- See Addessi, E., Galloway, A.T., Visalberghi, E., Birch, L.L., 2005. Specific social influences on the acceptance of novel foods in 2-5-year-old children. Appetite 45(3), 264-71; Birch, L.L., Gunder, L., Grimm-Thomas, K., Laing, D.G., 1998. Infants’ consumption of a new food enhances acceptance of similar foods. Appetite 30(3), 283-95; Rozin, P., Vollmecke, T.A., 1986. Food likes and dislikes. Annual Review of Nutrition 6, 433-56.
- Cooke, L., Wardle, J., Gibson, E.L., 2003. Relationship between parental report of food neophobia and everyday food consumption in 2-6-year-old children. Appetite 41(2), 205-6.
- Addessi, E., Visalberghi, E., 2006. How social influences affect food neophobia in captive chimpanzees: a comparative approach. In: Matsuzawa, T., Tomonaga, M., Tanaka, M., eds. Cognitive Development in Chimpanzees. Tokyo: Springer-Verlag, 246-264.

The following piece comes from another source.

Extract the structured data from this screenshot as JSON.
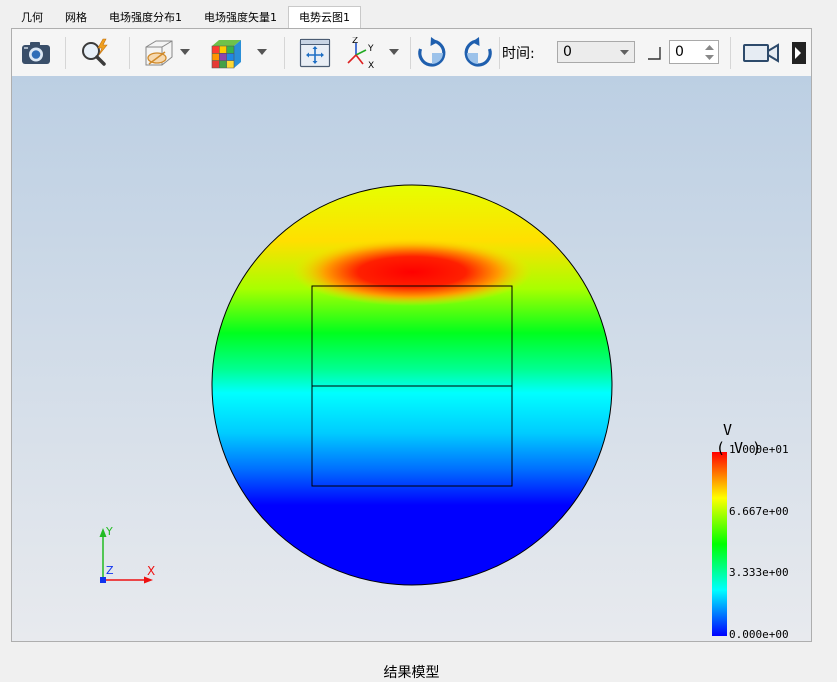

- Lafraire, J., Rioux, C., Giboreau, A., Picard, D., 2016. Food rejections in children: Cognitive and social/environmental factors involved in food neophobia and picky/fussy eating behavior. Appetite 96, 347-357.
- Brown, S.D., Harris, G., Bell, L., Lines, L.M., 2012. Disliked food acting as a contaminant in a sample of young children. Appetite 58(3), 991-6.
- Mura Paroche, M., Caton, S.J., Vereijken, C.M.J.L., Weenen, H., Houston-Price, C., 2017. How Infants and Young Children Learn About Food: A Systematic Review. Frontiers in Psychology 25(8), 1046.
- van der Horst, K., Deming, D.M., Lesniauskas, R., Carr, B.T., Reidy, K.C., 2016. Picky eating: Associations with child eating characteristics and food intake. Appetite 103, 286-293.